_DIRECTIONS FOR THIS TASK_
The answer must consist of every line below that holds the word "Lounge".

_INFORMATION SUPPLIED_

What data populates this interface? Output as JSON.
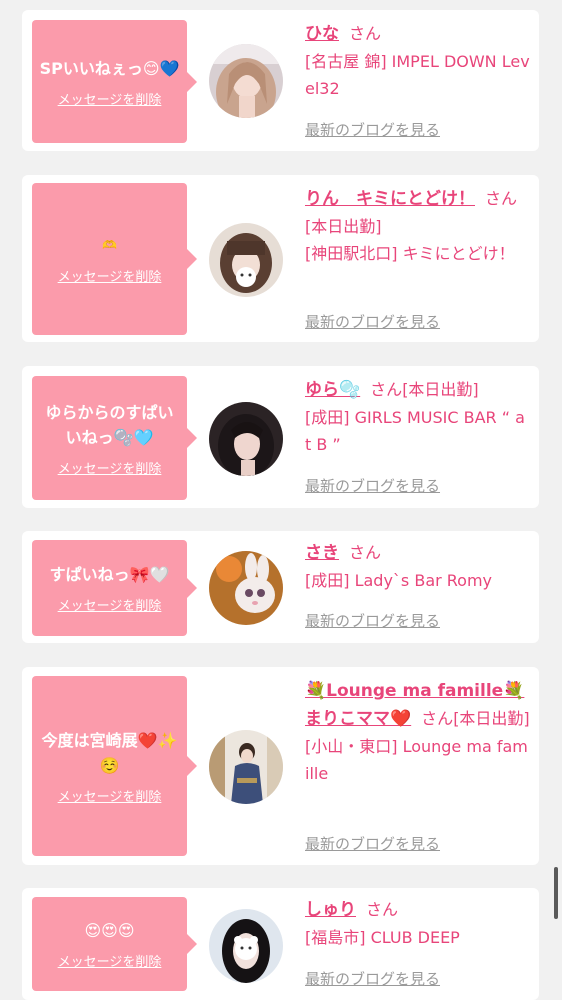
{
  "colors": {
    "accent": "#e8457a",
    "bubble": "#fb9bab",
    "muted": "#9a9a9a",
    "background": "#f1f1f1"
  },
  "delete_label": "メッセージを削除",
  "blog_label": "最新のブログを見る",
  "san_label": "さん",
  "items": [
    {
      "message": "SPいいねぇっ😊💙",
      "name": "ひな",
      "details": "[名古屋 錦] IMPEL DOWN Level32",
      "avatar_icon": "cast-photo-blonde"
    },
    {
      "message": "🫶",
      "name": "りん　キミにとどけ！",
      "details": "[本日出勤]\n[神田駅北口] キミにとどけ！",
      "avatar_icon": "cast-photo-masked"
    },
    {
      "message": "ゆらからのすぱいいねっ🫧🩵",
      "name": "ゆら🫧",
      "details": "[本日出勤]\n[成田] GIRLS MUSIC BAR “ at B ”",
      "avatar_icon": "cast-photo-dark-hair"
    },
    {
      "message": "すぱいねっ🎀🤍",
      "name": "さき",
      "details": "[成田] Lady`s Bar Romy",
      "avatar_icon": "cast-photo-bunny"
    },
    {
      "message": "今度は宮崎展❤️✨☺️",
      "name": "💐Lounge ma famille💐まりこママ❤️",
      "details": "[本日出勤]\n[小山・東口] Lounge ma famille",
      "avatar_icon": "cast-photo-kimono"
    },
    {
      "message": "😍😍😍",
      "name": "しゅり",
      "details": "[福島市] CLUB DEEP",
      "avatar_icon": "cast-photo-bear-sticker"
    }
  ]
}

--

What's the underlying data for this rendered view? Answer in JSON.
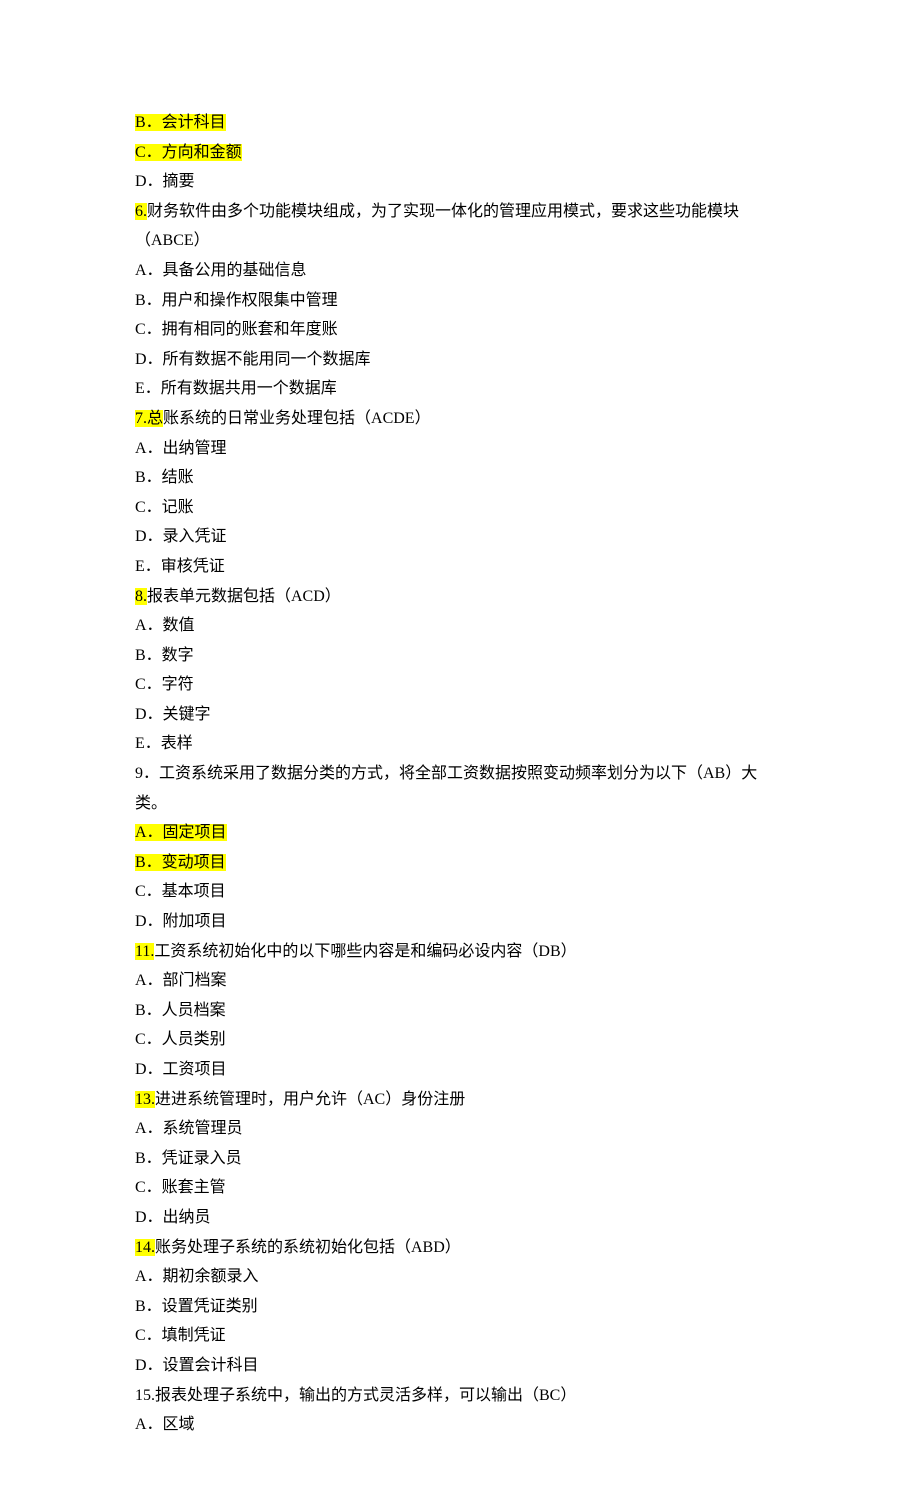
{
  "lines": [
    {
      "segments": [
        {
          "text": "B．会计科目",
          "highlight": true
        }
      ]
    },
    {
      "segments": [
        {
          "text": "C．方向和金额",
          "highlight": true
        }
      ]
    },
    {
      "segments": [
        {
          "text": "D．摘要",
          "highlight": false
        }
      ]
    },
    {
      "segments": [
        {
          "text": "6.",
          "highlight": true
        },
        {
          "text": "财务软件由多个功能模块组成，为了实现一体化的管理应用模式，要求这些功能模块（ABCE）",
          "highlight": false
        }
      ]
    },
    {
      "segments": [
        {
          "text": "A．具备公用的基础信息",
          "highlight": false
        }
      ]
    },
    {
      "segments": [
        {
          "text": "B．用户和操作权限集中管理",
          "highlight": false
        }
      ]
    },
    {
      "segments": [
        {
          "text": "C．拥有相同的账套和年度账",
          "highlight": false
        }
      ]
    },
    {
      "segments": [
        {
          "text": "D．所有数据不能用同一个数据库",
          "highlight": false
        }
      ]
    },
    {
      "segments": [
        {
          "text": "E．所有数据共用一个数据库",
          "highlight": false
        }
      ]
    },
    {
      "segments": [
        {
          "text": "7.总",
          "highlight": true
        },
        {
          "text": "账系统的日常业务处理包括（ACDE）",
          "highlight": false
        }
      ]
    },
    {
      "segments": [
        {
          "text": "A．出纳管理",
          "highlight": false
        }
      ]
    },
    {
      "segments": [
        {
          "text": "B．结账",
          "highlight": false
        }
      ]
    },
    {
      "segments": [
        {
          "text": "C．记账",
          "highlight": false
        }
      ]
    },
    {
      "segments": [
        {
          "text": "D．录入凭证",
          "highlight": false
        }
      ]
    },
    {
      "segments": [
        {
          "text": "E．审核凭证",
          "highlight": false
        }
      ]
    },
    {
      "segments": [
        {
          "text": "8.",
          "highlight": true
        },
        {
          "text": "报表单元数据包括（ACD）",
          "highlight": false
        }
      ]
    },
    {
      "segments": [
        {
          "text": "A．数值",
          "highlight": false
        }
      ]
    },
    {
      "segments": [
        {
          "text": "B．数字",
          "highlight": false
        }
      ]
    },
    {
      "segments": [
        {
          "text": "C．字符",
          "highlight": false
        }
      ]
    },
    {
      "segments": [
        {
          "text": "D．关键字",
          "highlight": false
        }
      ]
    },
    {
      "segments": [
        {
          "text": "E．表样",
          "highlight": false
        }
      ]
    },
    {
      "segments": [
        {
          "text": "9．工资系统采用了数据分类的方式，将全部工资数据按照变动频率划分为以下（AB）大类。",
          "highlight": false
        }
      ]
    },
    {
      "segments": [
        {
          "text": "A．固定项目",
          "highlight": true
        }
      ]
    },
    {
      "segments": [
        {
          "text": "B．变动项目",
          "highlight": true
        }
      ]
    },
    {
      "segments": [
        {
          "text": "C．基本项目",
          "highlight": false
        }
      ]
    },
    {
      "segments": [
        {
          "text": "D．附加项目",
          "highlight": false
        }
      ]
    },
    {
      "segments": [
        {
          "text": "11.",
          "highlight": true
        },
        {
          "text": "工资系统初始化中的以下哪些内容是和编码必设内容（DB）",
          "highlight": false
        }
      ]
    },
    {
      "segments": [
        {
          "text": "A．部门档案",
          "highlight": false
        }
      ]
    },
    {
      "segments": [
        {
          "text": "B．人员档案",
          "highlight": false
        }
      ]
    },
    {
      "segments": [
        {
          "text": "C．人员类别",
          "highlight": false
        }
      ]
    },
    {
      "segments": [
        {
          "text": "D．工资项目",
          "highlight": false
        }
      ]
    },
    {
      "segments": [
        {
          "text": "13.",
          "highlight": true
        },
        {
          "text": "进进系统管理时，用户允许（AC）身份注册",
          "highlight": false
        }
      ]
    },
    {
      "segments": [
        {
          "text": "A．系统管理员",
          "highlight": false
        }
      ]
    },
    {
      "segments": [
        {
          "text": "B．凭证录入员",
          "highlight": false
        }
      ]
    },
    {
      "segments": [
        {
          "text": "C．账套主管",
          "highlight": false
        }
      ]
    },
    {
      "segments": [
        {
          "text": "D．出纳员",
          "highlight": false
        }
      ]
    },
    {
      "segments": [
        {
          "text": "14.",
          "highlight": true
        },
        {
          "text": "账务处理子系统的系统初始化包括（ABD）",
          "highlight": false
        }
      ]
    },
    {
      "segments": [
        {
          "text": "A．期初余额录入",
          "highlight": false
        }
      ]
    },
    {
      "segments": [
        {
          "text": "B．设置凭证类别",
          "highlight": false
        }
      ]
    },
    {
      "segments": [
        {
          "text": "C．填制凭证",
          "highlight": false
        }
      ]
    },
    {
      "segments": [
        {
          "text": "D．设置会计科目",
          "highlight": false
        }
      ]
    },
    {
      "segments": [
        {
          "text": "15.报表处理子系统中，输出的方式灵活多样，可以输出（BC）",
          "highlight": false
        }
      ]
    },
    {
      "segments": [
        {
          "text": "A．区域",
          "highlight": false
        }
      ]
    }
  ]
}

_RESULT_
      "name": "💐Lounge ma famille💐まりこママ❤️",
      "details": "[本日出勤]\n[小山・東口] Lounge ma famille",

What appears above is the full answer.